In addition to the local resources to be found at http://ucanr.edu/sites/SAFELandscapes/, statewide information and resources can be found here.
Thomas Fire image captured on 17 December 2017, by the MODIS instrument, on board the Terra satellite. from https://earthdata.nasa.gov/thomas-fire-california
California Water Blog discusses the impacts of fire to watersheds in Northern California - while the focus is on the role of fire supression and the benefits of returning coniferous forest to a more natural fire regime, this really doesn't describe the case we see in our chaparral dominated systems in the southern part of the state. Still, this describes some of the issues we'll need to consider as we begin to ask how the Thomas fire will affect our water - and how California's overall water picture is affected by climate change. It also leads us to investigate how we can work with our fire experts up north to understand the differences in fire's impacts around the state.
If you didn't get a chance to see them before,the North Topanga Fire Safe Council has put together a great set of video presentations about fire and fire preparation in the Santa Monica Mountains (with application to all of Southern California). Presenters include yours truly, Sabrina Drill, discussing how to prepare your landscape to survive a wild fire, both in a talk and in a field tour; Steve Quarles with the Insurance Insititute for Building and Home Safety discussing how to help your home and structures withstand a wild fire; and Robert Taylor and Katherine Kirkpatrick from the National Park Service talking about fire ecology in the Santa Monica Mountains. Find them at https://sites.google.com/site/ntcfsc/ntcfsc-lecture-series and http://www.youtube.com/playlist?list=PLbUISiOvLVATCDThi75NVpFZmi4oL0cc2

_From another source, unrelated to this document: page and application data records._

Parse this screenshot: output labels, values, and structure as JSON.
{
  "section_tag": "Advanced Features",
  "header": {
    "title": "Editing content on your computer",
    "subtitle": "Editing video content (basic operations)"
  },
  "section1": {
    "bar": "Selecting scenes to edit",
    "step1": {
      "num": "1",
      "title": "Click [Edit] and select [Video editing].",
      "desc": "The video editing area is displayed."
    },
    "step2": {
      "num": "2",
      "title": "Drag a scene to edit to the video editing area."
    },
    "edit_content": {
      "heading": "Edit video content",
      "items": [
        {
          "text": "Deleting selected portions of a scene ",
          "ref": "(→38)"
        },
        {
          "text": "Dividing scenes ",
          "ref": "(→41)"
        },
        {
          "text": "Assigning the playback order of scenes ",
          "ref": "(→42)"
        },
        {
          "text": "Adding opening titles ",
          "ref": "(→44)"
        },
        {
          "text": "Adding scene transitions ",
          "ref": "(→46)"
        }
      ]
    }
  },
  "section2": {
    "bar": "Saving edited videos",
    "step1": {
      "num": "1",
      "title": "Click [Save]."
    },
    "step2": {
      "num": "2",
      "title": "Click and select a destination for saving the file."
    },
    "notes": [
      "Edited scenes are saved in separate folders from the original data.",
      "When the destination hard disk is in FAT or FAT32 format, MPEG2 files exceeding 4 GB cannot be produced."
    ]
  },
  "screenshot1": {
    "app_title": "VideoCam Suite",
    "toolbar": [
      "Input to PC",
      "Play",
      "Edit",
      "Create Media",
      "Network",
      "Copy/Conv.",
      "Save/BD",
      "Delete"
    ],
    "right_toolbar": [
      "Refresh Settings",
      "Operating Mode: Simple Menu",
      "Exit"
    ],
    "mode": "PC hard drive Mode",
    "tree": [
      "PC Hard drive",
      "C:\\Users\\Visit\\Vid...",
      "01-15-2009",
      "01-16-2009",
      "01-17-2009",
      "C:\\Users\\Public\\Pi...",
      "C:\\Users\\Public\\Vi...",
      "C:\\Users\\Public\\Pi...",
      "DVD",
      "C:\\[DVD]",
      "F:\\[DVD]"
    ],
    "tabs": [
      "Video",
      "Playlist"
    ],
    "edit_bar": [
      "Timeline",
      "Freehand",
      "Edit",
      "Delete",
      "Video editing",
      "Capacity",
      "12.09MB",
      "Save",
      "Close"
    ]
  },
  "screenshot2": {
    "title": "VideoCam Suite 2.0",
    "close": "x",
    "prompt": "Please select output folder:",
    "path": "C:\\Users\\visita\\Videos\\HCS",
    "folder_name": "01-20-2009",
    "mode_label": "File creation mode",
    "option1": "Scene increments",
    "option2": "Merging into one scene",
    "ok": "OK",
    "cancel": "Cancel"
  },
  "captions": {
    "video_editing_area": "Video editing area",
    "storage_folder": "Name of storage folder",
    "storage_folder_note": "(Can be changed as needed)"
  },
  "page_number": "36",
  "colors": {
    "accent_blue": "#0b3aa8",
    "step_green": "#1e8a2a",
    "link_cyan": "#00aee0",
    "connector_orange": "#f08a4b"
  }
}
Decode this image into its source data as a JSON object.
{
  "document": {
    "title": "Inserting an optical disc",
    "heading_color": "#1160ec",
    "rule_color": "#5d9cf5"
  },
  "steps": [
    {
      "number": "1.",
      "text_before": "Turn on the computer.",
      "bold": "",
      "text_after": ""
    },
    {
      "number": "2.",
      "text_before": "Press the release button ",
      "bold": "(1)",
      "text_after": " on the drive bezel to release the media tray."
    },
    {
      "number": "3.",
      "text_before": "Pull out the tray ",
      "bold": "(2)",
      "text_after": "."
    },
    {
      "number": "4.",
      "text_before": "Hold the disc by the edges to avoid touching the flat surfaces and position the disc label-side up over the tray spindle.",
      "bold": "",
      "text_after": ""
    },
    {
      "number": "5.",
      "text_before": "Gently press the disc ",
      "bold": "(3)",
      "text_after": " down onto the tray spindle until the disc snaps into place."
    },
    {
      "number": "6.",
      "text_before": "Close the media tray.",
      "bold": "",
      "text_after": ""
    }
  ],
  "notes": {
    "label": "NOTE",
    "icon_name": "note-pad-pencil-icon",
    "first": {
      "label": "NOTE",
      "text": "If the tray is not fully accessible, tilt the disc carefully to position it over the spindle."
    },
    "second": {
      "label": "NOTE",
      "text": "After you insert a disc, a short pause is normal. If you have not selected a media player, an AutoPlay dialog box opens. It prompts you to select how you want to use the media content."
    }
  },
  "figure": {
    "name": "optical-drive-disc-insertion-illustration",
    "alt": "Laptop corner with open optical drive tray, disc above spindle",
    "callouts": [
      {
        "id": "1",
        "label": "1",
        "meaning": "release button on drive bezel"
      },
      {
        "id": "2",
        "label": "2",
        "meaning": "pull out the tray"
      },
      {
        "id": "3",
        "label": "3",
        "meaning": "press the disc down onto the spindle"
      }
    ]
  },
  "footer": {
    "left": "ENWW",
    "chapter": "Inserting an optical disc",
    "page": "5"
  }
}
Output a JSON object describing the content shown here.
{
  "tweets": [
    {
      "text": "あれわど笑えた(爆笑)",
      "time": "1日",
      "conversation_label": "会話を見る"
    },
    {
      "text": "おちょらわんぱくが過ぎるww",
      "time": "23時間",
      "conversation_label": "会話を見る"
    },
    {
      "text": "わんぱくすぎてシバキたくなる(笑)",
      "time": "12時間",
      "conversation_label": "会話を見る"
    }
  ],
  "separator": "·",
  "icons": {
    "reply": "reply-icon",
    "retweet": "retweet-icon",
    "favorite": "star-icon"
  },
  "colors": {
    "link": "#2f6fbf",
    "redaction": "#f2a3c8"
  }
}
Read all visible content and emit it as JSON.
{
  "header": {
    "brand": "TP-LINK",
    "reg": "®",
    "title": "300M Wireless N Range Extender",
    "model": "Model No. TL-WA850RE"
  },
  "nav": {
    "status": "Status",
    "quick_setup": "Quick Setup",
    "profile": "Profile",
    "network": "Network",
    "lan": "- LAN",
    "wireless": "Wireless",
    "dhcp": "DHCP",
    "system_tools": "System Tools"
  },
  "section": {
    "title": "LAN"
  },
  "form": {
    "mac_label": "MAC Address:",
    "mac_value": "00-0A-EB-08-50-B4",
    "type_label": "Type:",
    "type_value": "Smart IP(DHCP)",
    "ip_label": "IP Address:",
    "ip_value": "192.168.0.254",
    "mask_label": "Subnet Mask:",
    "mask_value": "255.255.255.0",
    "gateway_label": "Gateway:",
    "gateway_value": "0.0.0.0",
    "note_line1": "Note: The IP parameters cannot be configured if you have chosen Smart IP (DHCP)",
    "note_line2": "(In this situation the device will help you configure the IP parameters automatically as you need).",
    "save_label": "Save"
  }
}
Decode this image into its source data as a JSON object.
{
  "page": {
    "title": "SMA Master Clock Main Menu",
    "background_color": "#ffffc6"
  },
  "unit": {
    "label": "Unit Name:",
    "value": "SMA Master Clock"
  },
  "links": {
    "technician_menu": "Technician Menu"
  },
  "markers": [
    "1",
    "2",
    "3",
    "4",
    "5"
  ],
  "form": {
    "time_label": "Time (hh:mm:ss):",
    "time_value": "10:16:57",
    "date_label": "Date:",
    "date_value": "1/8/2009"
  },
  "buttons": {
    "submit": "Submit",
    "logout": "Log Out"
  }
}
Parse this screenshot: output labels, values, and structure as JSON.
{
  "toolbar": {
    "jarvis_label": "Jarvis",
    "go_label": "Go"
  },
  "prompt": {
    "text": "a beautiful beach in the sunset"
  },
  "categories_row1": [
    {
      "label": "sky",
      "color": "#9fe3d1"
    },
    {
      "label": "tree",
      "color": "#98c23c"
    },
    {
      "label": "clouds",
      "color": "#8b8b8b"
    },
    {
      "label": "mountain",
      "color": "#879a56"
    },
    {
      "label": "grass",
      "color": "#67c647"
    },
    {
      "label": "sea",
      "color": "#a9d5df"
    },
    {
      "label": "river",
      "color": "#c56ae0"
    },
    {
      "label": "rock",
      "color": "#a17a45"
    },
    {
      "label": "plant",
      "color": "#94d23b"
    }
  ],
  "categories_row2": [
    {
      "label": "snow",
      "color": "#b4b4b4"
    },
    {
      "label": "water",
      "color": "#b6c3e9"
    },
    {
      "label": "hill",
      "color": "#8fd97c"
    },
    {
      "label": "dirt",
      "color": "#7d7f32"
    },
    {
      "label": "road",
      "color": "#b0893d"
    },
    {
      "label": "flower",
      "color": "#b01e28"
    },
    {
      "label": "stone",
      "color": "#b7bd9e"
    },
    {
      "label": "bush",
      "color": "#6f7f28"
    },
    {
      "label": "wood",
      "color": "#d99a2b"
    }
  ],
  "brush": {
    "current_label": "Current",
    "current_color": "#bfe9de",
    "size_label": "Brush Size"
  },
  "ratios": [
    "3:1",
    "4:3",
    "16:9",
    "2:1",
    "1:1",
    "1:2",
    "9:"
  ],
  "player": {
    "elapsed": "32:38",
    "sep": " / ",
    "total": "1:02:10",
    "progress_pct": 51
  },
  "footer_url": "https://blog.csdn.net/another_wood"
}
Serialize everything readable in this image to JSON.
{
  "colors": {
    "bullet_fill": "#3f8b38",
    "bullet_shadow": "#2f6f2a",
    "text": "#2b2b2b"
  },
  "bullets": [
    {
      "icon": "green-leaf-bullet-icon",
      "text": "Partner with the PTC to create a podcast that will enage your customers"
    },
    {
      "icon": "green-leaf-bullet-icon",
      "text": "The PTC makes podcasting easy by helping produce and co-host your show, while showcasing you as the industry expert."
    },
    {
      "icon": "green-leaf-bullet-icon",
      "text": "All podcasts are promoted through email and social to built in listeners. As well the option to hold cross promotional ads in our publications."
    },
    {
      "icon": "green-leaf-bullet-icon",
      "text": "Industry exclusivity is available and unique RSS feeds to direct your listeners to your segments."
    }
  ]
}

The Union of Concerned Scientist is presenting a public forum to discuss how the changing climate will affect wildland fire regimes in Southern California, and how the insurance industry is responding. This forum will be held June 28th from 10:30 to 12:30 in Pasadena. http://action.ucsusa.org/site/Survey?SURVEY_ID=20740&ACTION_REQUIRED=URI_ACTION_USER_REQUESTS&autologin=true
From their flier -
Wildfires cost California hundreds of millions of dollars each year in firefighting efforts and property damage. With climate change fueling the frequency of wildfires, Californians who live in high-risk areas are facing an additional threat to the availability and affordability of their homeowners insurance.
A public forum on June 28 hosted by California State Senator Carol Liu, with a keynote address by California Insurance Commissioner Dave Jones, will examine the latest climate information about what Southern California can expect in coming years and how insurers, policymakers and consumers can work together to identify the best methods to strengthen our resilience to the impacts of climate change.
RSVP today at ucsusa.org/insuranceca! Bring your questions for the Q&A section. Refreshments provided.
Hosted by California State Senator CAROL LIU Featuring California Insurance Commissioner DAVE JONES Join us for this important forum on climate change and wildfires, and what they mean for your future Panelists will include insurance experts, scientists, and first responders
WHERE: Pasadena Central Library, Donald R. Wright Auditorium 285 E. Walnut Street, Pasadena, CA 91101 RSVP today: ucsusa.org/insuranceca